▶ **Entries from a dataset of interfaces**
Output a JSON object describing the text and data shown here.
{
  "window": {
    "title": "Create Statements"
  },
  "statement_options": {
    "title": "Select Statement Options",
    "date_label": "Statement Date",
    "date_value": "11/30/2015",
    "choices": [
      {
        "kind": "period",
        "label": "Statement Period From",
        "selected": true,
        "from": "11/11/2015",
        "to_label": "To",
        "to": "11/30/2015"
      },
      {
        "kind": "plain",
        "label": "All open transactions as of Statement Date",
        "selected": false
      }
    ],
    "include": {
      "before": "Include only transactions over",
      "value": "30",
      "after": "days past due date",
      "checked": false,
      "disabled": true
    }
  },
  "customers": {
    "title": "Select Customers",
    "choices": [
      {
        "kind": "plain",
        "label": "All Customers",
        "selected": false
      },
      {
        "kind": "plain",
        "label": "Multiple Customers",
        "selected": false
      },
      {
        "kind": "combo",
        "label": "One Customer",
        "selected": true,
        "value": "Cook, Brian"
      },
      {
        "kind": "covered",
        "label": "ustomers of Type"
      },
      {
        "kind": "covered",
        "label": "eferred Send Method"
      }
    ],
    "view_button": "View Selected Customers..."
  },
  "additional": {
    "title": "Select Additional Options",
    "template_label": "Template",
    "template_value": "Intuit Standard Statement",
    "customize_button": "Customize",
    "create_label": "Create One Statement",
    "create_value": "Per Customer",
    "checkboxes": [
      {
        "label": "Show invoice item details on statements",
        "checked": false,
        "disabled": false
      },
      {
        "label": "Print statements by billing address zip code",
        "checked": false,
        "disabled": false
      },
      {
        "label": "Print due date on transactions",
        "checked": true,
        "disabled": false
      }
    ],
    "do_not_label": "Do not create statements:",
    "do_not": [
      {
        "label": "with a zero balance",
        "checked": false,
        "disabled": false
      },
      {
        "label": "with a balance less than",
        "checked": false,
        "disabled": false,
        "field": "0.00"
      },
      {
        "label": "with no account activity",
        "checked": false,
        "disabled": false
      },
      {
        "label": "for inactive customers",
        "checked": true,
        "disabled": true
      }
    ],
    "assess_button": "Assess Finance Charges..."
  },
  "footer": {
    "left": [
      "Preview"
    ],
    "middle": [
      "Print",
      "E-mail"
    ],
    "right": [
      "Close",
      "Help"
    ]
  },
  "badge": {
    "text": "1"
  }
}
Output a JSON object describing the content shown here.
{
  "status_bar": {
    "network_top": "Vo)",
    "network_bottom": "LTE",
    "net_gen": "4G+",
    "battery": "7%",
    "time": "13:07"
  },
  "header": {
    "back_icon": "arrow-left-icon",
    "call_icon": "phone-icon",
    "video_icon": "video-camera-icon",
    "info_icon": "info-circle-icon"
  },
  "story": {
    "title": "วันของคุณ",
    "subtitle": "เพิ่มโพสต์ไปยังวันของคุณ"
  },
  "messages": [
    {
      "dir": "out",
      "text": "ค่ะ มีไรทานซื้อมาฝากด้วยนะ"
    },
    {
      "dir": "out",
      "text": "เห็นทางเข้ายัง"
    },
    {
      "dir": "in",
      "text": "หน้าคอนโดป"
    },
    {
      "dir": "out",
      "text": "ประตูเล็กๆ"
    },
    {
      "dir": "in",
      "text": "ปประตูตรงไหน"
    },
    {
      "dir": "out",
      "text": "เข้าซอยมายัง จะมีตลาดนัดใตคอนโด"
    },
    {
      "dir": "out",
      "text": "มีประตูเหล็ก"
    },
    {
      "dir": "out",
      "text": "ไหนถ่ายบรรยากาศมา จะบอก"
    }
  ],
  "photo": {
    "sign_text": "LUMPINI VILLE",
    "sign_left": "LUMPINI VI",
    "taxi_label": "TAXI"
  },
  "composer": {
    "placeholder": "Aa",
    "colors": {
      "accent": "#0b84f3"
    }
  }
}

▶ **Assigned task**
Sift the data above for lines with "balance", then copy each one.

▶ **Answer section**
        "label": "with a zero balance",
        "label": "with a balance less than",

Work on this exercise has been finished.